Beautiful sunshine, enthusiastic bug explorers and lots of bugs to find made for a great visit to the Southland Community Nursery by the Makarewa Playcentre. We looked under logs and carpet, in leaves and trees and around the pond. We found slaters, nursery web spiders, damselfly, the worms in the worm farm, weta, a bumblebee buzzing around collecting pollen, a huge beetle (and some smaller ones), moths, lots of flying insects, and a flatworm. We also saw evidnece of bugs including a case moth case, spider webs and the notches and loops on flax made by caterpillars. We also went on a treasure hunt to find leaves to match those pictures on our cards. What great observers you all were. Some kai, a run around the paddock and lots to drink kept us going all morning. Spotting a kererū was awesome and checking out the baby bird and eggs in the nest was pretty amazing!
Posted: 11 November 2021
Working alongside the Glenham school students at Glenelgin we did some maintenace weed clearing from around their native plantings. Using their investigative minds and clues shown a bird was identified and then the main attraction of the day was learning all about how we find out what pests might be around. Tracks and how these help us protect an area of native planting and all the creatures we want to attract to these areas were explored. An awesome day out in nature learning!
Bronwyn and Mark
Posted: 5 November 2021
The Southland Community Nursery was the venue for the final Enviroschools teacher workshop of 2021. Perfect weather (making operating outside under covid restrictions ideal), a great turnout and plenty of discussions around sustainable communities through Kai. Always great to work with Environment Southland and their Enviroschools mahi.

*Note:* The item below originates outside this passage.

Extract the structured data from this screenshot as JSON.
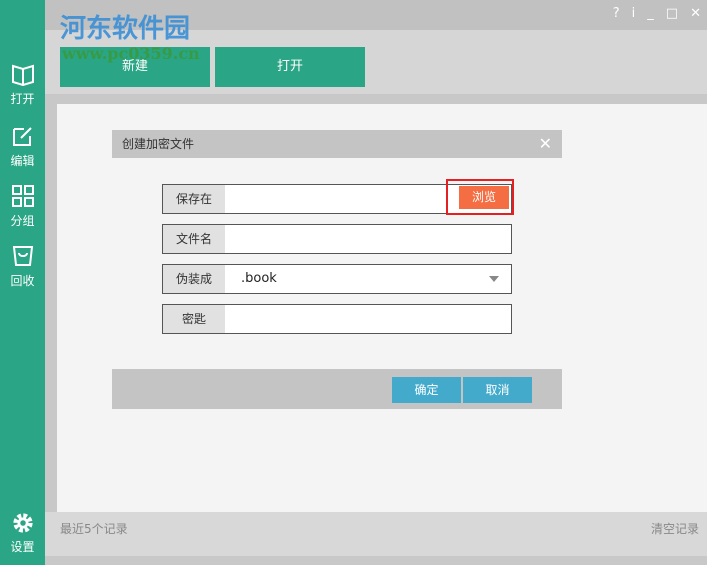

The teachers present were inspired by the various habitats where edibles grow (the orchard, berry houses and vege gardens), we discovered all kinds of edibles including weeds and native plants, and explored planting and care.
Posted: 5 November 2021
A broad overview of Otatara history was given to the Mānuka class over 2 sessions (26 Oct and 2 Nov). Without the use of the floor map that we have in the education centre the students created their own map in the classroom. As the stories of the Otatara place were told and discussed we stopped to add features to our map. First the Oreti River and the New River Estuary (which were also the early transport routes), the bush extent of 1865 and flaxmill sites, learning how Otatara Bush (as it was named) was a bush community and early sawmilling and flax milling operated. The changing location of Otatara School, the creation of tramline access from Invercargill, the reclamation of the estuary, and the development of the airport and the roading network all contributed to showing the changes that have occurred since people arrived in this area and how they have used the natural resources offered. One change discussed was how we now place different values on the bush and estuary habitats and how differently we manage the environment today. Looking at the treasures that Otatara has now - our bush remnants, how these are managed, the reasons why we value forest habitats, and the importance of planting were highlighted. It will be interesting to see what aspect of Otatara history that this class investigates further as there were amazing questions asked.
Posted: 2 November 2021
After a previous visit in July where this group sheltered under trees and dodged hail, today the sun shone bright and warm. Todays bug search unearthed spiders, weta, slaters, hoppers, centipede, moths, casemoth cases, notches in flax, flat worms, spider webs and black beetles. The weta sure did jump high! We had to think about where we would find bugs and the places that these creatures live in. We counted how many legs we have compared to the different number of legs that different bugs have! We checked out the worm farm noticing all the baby worms, and checked out the hedgehogs in the traps! A picnic in the orchard completed a wonderful visit.
Posted: 21 October 2021